While I think the Linux ecosystem already has some killer apps in general, I think the only way for general users to actually use Linux is for developers to utilize cross platform development. It would ease the transition for new users in a new OS, which let's face it, can be tough for some. Maybe if more popular cross platform software existed in Linux, people would actually INSTALL Linux instead of run it on a live CD or running it in a VM where it can easily be turned off and never turned on again.
What I would love to see however is a better cross development platform. Java is too bulky. Mono is a great alternative, but is also very biased. Flash wouldn't be so bad if it weren't such a performance hog. The web is awesome (HTML 5, etc.) in that just about anyone can code an app, but it's naturally sandboxed (although that's changing too). But that's another soapbox to get on for another time.
Regardless, I am not sure if Linux-Only software is the way to go...although I must admit my little nerdy heart desires for people to move to Linux because of apps...not because they're running away from OSX/Windows.
The problem with your HIB analogy is that they've started acting like douchebags with these single game "bundles" These las 2 bundles could have easily been just a single bundle. Because of this though I like many others have dropped our payouts significantly while many more fully decided not to buy the HIB because it only had the one game at release and ignoring that other games where added over time.
I still pitched in $20, though I'd usually throw in $50, but all of that $20 went to the EFF, nothing to the HIB or the devs. None to Child's play either, Net Neutrality is far more important.
The need to run software anywhere is critical.
What happens to a specialist programme that uses hardware, storage media or file formats that no longer exist?
I recently met a scientist with that exact problem. He wrote an extremely important Fortran programme for pasture management in the 1970s. The only copy of the code still available was a paper printout (about 2000 pages). No one else really understood his code so he had to come out of retirement to work on it.
Had the paper copy been lost years of work would have wasted.
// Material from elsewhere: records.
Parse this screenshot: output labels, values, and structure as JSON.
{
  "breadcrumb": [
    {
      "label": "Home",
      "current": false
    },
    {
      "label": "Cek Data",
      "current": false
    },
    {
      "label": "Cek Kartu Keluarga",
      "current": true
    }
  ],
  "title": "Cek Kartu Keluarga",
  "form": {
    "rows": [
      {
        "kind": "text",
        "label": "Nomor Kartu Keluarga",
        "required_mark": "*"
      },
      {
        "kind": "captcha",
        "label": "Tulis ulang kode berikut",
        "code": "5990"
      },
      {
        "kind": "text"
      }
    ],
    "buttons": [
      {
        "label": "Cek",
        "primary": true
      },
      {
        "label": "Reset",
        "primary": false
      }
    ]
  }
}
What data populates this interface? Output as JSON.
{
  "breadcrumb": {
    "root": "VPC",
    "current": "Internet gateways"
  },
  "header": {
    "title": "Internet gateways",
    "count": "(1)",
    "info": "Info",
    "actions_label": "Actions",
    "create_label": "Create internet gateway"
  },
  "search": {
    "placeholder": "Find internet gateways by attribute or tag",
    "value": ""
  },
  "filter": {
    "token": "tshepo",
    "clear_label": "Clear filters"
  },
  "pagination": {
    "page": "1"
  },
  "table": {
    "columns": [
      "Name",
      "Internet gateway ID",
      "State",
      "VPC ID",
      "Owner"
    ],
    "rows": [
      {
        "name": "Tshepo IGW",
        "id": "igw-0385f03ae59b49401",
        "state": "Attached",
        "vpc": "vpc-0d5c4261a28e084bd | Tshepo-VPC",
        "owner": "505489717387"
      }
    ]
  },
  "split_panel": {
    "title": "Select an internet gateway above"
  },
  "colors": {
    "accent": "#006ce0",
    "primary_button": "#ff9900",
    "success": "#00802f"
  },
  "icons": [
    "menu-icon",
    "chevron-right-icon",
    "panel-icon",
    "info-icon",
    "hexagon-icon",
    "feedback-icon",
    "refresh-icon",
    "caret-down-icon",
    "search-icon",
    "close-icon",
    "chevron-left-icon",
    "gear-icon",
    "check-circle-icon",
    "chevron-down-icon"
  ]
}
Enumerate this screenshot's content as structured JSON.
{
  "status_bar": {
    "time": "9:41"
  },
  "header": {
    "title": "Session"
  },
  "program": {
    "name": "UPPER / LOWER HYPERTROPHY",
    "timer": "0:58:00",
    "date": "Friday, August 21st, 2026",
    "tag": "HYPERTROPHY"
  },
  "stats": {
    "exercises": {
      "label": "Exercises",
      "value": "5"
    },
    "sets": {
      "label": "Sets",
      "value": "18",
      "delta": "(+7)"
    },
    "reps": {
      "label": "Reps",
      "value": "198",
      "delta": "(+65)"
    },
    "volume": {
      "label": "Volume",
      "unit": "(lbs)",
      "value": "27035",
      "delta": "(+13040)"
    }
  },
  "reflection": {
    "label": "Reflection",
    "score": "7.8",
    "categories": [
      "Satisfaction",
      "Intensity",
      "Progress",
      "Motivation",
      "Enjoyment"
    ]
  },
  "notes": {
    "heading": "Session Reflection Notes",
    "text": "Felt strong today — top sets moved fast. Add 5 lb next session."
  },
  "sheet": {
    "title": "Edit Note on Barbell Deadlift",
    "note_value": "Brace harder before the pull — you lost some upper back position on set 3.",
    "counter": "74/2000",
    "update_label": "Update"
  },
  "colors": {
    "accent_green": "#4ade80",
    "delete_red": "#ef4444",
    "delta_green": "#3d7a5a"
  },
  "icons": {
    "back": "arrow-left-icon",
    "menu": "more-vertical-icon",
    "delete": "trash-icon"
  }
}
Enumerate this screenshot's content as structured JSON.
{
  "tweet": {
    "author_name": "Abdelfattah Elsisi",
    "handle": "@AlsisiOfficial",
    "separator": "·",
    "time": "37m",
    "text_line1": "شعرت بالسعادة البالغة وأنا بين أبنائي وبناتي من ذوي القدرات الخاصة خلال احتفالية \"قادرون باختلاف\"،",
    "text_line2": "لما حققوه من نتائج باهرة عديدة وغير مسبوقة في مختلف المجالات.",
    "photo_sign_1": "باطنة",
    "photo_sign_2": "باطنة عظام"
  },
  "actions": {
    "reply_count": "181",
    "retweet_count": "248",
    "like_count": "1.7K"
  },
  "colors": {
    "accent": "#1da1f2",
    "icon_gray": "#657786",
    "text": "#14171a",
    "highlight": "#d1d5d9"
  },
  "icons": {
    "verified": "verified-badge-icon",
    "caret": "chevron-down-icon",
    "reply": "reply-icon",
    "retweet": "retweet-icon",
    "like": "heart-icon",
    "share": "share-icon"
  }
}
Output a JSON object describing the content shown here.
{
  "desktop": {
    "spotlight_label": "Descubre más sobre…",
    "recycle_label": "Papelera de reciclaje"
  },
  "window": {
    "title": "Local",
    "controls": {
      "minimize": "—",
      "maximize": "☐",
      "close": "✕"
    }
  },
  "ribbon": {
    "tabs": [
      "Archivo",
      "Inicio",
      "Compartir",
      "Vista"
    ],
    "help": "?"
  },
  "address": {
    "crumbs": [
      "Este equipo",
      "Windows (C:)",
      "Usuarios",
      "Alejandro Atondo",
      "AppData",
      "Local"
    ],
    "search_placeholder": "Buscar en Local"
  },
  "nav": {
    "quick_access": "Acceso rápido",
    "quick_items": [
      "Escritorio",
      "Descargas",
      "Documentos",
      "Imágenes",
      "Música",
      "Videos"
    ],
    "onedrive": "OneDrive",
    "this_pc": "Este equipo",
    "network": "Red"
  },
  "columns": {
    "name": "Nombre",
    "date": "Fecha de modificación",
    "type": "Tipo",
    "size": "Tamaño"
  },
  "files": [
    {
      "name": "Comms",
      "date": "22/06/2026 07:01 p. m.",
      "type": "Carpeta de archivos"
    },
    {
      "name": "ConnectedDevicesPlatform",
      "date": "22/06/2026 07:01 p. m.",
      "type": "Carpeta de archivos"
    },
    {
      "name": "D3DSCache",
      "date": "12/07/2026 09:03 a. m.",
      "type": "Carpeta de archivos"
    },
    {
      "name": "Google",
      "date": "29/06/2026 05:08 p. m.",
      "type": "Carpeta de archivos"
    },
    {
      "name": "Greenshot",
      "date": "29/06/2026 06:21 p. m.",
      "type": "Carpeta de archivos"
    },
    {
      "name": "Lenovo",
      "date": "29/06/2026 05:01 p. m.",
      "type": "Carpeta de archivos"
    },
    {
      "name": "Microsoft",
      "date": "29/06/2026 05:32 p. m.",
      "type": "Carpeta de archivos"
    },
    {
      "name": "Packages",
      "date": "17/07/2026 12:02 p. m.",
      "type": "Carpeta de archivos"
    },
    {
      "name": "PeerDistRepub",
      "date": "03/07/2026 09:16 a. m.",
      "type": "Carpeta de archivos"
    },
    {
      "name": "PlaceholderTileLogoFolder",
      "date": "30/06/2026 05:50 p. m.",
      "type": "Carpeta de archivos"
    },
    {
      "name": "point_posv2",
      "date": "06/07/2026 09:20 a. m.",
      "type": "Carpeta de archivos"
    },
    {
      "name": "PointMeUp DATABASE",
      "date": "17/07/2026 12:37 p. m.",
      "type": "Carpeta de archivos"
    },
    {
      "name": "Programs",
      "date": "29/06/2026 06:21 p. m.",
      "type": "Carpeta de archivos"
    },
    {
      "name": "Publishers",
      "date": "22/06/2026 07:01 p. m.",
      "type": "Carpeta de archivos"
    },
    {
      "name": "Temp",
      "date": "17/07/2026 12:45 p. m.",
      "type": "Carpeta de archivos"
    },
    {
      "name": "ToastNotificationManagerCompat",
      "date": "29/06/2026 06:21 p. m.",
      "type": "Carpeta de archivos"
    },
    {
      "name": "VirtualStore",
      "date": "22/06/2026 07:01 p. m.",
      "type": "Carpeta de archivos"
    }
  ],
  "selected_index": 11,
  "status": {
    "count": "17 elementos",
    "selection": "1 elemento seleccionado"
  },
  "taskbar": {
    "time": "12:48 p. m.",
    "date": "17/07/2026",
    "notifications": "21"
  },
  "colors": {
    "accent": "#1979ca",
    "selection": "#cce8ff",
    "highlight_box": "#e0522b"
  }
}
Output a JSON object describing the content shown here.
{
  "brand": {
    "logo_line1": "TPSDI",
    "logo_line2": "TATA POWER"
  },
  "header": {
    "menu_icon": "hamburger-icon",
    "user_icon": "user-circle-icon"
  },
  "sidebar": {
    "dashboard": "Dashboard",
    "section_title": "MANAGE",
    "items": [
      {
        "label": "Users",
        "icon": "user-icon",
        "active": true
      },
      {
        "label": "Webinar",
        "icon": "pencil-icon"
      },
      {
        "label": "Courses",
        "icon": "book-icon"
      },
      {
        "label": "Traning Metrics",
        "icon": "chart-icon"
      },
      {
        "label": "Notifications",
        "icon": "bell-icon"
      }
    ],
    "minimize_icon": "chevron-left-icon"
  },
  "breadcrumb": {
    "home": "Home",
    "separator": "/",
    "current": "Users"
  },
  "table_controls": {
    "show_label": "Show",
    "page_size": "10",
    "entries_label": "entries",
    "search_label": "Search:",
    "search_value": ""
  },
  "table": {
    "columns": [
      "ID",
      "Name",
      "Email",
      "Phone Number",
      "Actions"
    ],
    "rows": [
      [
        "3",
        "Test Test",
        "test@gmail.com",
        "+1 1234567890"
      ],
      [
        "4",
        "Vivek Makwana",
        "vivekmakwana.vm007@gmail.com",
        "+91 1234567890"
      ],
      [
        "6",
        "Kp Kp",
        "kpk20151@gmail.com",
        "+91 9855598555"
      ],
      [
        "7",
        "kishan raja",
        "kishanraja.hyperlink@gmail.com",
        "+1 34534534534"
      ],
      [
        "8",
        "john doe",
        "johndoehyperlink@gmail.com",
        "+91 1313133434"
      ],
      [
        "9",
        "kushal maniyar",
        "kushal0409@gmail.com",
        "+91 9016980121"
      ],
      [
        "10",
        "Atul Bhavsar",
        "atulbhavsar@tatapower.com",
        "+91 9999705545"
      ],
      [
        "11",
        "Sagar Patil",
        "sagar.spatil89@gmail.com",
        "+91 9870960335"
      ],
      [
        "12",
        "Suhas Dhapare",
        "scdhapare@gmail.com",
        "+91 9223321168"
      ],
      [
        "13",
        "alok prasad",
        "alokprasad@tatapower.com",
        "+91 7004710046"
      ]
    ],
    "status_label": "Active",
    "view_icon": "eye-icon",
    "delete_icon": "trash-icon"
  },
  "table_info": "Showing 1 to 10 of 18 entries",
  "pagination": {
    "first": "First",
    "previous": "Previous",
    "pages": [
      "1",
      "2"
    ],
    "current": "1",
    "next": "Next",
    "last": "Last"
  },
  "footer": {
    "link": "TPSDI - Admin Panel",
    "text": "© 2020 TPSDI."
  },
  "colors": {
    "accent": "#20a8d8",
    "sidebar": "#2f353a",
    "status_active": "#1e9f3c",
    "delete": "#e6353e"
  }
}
I've recently been working on a major application push into the SaaS world. The app will be available for private enterprises or via a subscription over the internet.. The reason is very simple.. no loner do we need to maintain 2 or 3 different versions but rather a single version that works across all standards based browsers.. for many business apps that's the way forward, there are some places where apps in the cloud may not be appropriate (i.e. anything that requires connectivity when there is none lol)